### REQUIRED WORK
The data should be duplicated exactly, with every word kept as it is.

Records excerpted from a collection
-=-=-=-=-

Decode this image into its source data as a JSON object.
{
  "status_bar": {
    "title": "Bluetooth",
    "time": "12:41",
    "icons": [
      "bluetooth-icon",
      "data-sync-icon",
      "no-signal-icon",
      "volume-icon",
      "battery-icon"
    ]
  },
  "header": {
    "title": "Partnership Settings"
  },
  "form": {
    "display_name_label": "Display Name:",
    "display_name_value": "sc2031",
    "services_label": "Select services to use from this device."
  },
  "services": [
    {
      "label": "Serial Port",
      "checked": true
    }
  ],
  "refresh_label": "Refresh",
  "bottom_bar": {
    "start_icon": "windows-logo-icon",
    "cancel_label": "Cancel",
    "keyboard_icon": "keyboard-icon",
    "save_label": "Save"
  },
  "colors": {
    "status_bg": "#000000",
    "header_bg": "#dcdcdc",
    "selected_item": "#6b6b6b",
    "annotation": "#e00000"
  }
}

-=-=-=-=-

### RESPONSE BELOW
Decode this image into its source data as a JSON object.
{
  "status_bar": {
    "title": "Bluetooth",
    "time": "12:41",
    "icons": [
      "bluetooth-icon",
      "data-sync-icon",
      "no-signal-icon",
      "volume-icon",
      "battery-icon"
    ]
  },
  "header": {
    "title": "Partnership Settings"
  },
  "form": {
    "display_name_label": "Display Name:",
    "display_name_value": "sc2031",
    "services_label": "Select services to use from this device."
  },
  "services": [
    {
      "label": "Serial Port",
      "checked": true
    }
  ],
  "refresh_label": "Refresh",
  "bottom_bar": {
    "start_icon": "windows-logo-icon",
    "cancel_label": "Cancel",
    "keyboard_icon": "keyboard-icon",
    "save_label": "Save"
  },
  "colors": {
    "status_bg": "#000000",
    "header_bg": "#dcdcdc",
    "selected_item": "#6b6b6b",
    "annotation": "#e00000"
  }
}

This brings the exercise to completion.